Paul McGlothin and Meredith Averill have appeared on CBS’s The Early Show, 20/20, ABC’s The Nightly News, Good Morning America, and most recently ABC’s Living to be 150—Can You Do It? hosted by Barbara Walters. They are currently broadcasting a 100-city national radio tour to letpeople know about The CR Way.
The CR Way: Using the Secrets of Calorie Restriction for a Longer, Healthier Life by Paul McGlothin and Meredith Averill ISBN: 978-0-06-137098-4 Collins, An Imprint of HarperCollins Publishers. Publication date: April 2008. Trade Paperback Original, 320 pages, Retail price: $15.95; Member price: $11.25. Item #33806
For more information about calorie restriction, please visit the following websites:
1. Fontana L, Meyer TE, Klein S, Holloszy JO. Long-term calorie restriction is highly effective in reducing the risk for atherosclerosis in humans. Proc Natl Acad Sci USA. 2004 Apr 27;101(17):6659-63.
2. Meyer TE, Kovács SJ, Ehsani AA, Klein S, Holloszy JO, Fontana L. Long-term caloric restriction ameliorates the decline in diastolic function in humans. J Am Coll Cardiol. 2006 Jan 17;47(2):398-402.
3. Fontana L, Klein S, Holloszy JO, Premachandra BN. Effect of Long-term calorie restriction with adequate protein and micronutrients on thyroid hormones. J Clin Endocrinol Metab. 2006 Aug;91(8):3232-5.
4. Fontana L, Klein S, Holloszy JO. Long-term low-protein, low-calorie diet and endurance exercise modulate metabolic factors associated with cancer risk. Am J Clin Nutr. 2006 Dec;84(6):1456-62.

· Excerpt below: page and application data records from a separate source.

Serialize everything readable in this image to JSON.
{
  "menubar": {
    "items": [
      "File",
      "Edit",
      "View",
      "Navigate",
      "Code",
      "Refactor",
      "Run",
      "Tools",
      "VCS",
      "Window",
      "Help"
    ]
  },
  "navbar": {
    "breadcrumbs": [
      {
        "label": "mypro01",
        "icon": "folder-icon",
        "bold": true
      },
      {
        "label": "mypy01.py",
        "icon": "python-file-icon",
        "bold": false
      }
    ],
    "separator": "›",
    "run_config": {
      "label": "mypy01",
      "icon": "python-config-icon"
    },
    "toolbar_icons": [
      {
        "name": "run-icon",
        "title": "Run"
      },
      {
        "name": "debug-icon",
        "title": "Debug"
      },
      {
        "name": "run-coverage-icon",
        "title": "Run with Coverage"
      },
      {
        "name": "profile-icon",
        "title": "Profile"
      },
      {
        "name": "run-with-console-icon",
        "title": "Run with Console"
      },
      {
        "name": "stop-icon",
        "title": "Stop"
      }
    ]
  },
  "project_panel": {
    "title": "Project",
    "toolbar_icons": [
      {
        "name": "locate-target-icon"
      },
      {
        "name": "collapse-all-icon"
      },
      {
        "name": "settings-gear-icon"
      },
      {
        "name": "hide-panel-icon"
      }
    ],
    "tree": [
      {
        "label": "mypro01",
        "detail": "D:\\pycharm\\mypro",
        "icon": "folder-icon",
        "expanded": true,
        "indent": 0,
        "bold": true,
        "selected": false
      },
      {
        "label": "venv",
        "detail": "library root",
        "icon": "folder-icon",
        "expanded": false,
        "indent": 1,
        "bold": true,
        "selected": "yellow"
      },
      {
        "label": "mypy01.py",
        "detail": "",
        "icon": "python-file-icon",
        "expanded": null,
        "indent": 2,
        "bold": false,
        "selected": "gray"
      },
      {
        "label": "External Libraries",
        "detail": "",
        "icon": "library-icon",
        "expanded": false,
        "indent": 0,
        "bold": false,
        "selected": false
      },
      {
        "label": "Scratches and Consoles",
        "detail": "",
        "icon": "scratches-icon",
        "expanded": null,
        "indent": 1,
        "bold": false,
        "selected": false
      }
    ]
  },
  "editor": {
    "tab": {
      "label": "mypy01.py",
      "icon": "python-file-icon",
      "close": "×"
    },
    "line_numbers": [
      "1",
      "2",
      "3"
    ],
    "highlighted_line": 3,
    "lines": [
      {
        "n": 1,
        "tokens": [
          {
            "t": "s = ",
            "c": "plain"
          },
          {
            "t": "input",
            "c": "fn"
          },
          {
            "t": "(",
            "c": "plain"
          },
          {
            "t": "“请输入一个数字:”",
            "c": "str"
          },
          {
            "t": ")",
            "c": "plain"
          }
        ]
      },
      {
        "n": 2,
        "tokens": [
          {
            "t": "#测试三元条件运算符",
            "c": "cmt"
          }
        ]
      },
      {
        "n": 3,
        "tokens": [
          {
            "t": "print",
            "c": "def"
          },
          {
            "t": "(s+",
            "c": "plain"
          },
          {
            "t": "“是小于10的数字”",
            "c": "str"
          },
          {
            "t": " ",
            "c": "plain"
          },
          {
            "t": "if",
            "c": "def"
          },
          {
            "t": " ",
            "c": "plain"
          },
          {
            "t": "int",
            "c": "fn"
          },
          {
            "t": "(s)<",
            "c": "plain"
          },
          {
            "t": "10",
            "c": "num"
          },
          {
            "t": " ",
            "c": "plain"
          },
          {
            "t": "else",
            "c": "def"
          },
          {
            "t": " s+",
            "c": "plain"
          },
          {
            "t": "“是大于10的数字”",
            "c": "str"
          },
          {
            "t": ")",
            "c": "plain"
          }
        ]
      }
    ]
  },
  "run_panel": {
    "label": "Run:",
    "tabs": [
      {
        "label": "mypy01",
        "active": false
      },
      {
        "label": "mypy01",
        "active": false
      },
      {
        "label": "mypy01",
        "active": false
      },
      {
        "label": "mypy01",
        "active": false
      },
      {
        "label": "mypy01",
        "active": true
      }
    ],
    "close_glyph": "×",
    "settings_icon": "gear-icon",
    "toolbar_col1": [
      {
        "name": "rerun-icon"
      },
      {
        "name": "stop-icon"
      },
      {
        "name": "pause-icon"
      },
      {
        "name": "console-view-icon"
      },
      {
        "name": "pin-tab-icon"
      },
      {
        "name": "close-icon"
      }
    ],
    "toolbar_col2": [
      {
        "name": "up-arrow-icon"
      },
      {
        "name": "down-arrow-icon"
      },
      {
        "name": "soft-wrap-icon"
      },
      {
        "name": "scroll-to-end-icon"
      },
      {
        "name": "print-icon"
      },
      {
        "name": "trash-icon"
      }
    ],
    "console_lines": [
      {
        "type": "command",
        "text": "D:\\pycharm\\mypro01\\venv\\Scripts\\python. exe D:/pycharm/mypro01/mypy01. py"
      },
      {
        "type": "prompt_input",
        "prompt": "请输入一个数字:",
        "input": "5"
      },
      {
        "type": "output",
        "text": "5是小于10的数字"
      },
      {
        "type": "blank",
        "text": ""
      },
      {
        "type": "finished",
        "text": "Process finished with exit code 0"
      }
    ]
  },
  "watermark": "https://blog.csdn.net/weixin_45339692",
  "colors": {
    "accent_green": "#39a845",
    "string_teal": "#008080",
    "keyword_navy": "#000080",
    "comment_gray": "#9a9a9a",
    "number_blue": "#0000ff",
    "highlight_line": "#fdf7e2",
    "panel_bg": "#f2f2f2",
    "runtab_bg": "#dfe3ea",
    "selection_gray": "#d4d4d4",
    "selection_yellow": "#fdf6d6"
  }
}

If you have any questions on the scientific content of this article, please call a Life Extension Health Advisor at 1-800-226-2370.